My suspicion is that some readers will find the explanation unsatisfying, having seen how people reacted to a thematically-related twist in a roughly contemporary SF novel1 but it does explain the evidence in a coherent way whereas a more traditional approach involving Jonbar hinges would have been silly at best, horribly turtledovian at worst.
Élisabeth Vonarburg is a French-born Canadian by choice residing in Quebec. This novel was originally published in 1994 as Les Voyageurs malgré eux by Québec Amérique and then reprinted in 1995 as Reluctant Voyagers by Bantam Spectra. The translator was the award-winning Jane Brierley, former president of the Literary Translators Association of Canada.

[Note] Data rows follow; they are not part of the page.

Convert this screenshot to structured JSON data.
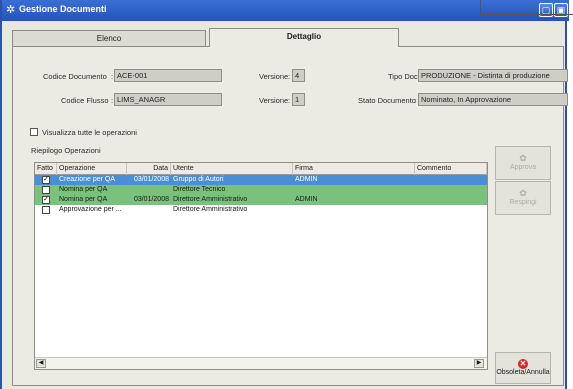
{
  "window": {
    "title": "Gestione Documenti",
    "controls": [
      "minimize-icon",
      "close-icon"
    ]
  },
  "tabs": [
    {
      "label": "Elenco",
      "active": false
    },
    {
      "label": "Dettaglio",
      "active": true
    }
  ],
  "form": {
    "codice_documento": {
      "label": "Codice Documento",
      "value": "ACE-001"
    },
    "codice_flusso": {
      "label": "Codice Flusso",
      "value": "LIMS_ANAGR"
    },
    "versione1": {
      "label": "Versione",
      "value": "4"
    },
    "versione2": {
      "label": "Versione",
      "value": "1"
    },
    "tipo_doc": {
      "label": "Tipo Doc",
      "value": "PRODUZIONE - Distinta di produzione"
    },
    "stato_documento": {
      "label": "Stato Documento",
      "value": "Nominato, In Approvazione"
    }
  },
  "visualizza_checkbox": {
    "label": "Visualizza tutte le operazioni",
    "checked": false
  },
  "riepilogo_label": "Riepilogo Operazioni",
  "table": {
    "headers": {
      "fatto": "Fatto",
      "operazione": "Operazione",
      "data": "Data",
      "utente": "Utente",
      "firma": "Firma",
      "commento": "Commento"
    },
    "rows": [
      {
        "fatto": true,
        "operazione": "Creazione per QA",
        "data": "03/01/2008",
        "utente": "Gruppo di Autori",
        "firma": "ADMIN",
        "commento": "",
        "style": "selected"
      },
      {
        "fatto": false,
        "operazione": "Nomina per QA",
        "data": "",
        "utente": "Direttore Tecnico",
        "firma": "",
        "commento": "",
        "style": "green"
      },
      {
        "fatto": true,
        "operazione": "Nomina per QA",
        "data": "03/01/2008",
        "utente": "Direttore Amministrativo",
        "firma": "ADMIN",
        "commento": "",
        "style": "green"
      },
      {
        "fatto": false,
        "operazione": "Approvazione per ...",
        "data": "",
        "utente": "Direttore Amministrativo",
        "firma": "",
        "commento": "",
        "style": "plain"
      }
    ]
  },
  "buttons": {
    "approva": {
      "label": "Approva",
      "enabled": false
    },
    "respingi": {
      "label": "Respingi",
      "enabled": false
    },
    "obsoleta": {
      "label": "Obsoleta/Annulla",
      "enabled": true
    }
  },
  "colors": {
    "selected_row": "#4a8fd6",
    "green_row": "#79c17c",
    "titlebar": "#2a5cc4"
  }
}
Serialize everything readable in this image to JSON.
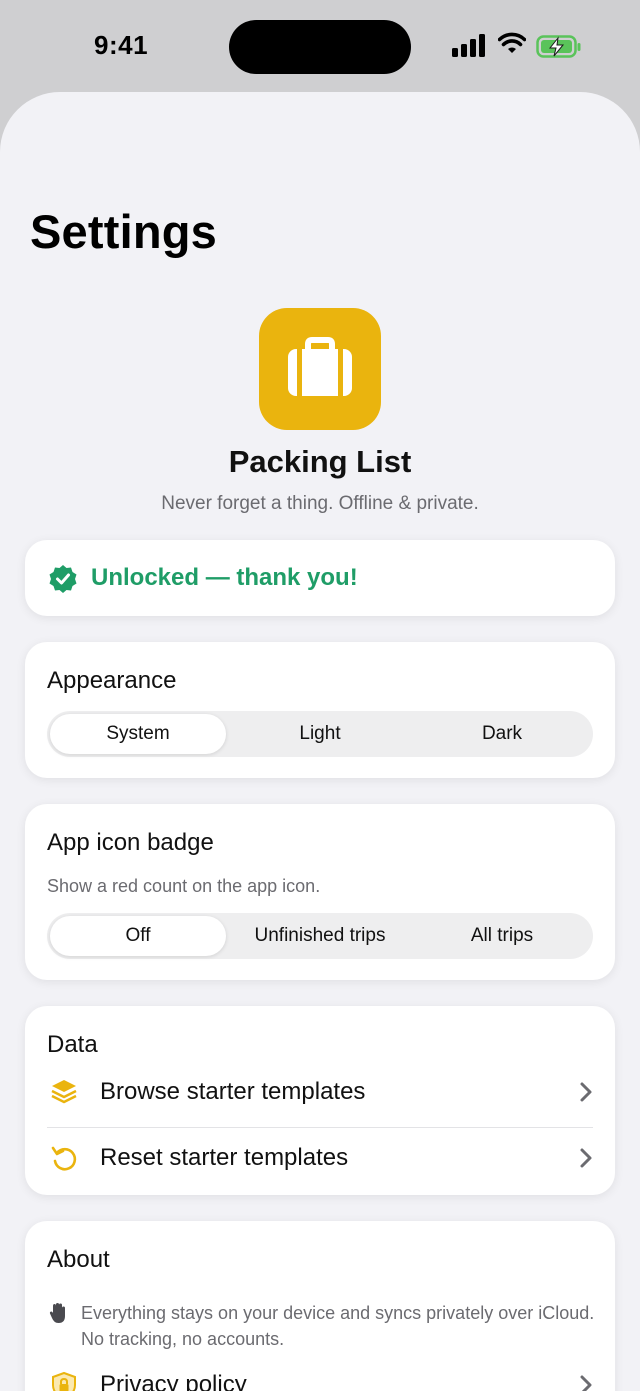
{
  "status_bar": {
    "time": "9:41"
  },
  "header": {
    "title": "Settings"
  },
  "app": {
    "name": "Packing List",
    "tagline": "Never forget a thing. Offline & private.",
    "icon": "suitcase-icon",
    "icon_color": "#eab40e"
  },
  "unlocked": {
    "label": "Unlocked — thank you!",
    "icon": "verified-badge-icon",
    "color": "#1f9d67"
  },
  "appearance": {
    "title": "Appearance",
    "options": [
      "System",
      "Light",
      "Dark"
    ],
    "selected": "System"
  },
  "badge": {
    "title": "App icon badge",
    "subtitle": "Show a red count on the app icon.",
    "options": [
      "Off",
      "Unfinished trips",
      "All trips"
    ],
    "selected": "Off"
  },
  "data_section": {
    "title": "Data",
    "rows": [
      {
        "label": "Browse starter templates",
        "icon": "layers-icon"
      },
      {
        "label": "Reset starter templates",
        "icon": "reset-icon"
      }
    ]
  },
  "about": {
    "title": "About",
    "note": "Everything stays on your device and syncs privately over iCloud. No tracking, no accounts.",
    "note_icon": "hand-icon",
    "rows": [
      {
        "label": "Privacy policy",
        "icon": "lock-shield-icon"
      }
    ]
  }
}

For some reason Bantam has changed the É in Élisabeth to an E. A cynic might speculate that this was to conceal from casual American readers that Vonarburg is furrin but they also have a “translated by” credit right on the cover, so that’s not it. It could be US publishers simply lacked the technical ability to create És but I choose instead to interpret it as a sly reference to the plot of the book, which is all about colonialist erasure and reshaping. He said, typing away in a city that used to be called Berlin on land that used to belong to the Attawandaron.
- Like Vonarburg, a Canadian by Choice! But while ‘also by a Canadian’ itself is a bit unlikely, it’s not that unlikely that if the author is Canadian at all, they will be immigrants because Canadians by Choice seem to make up a larger fraction of high profile Canadian speculative fiction authors than they do of the general population. I don’t know what’s keeping the Canadians by Accident from writing more noteworthy SF but it might be some personal connection to somewhere not as steadfastly banal as Canada is a useful trigger.
An alternate explanation, one provided by a CbC, is that writing is one of the few jobs a newcomer can legally do here without jumping through all kinds of hoops. Even our dick-headed regulations serve a higher purpose!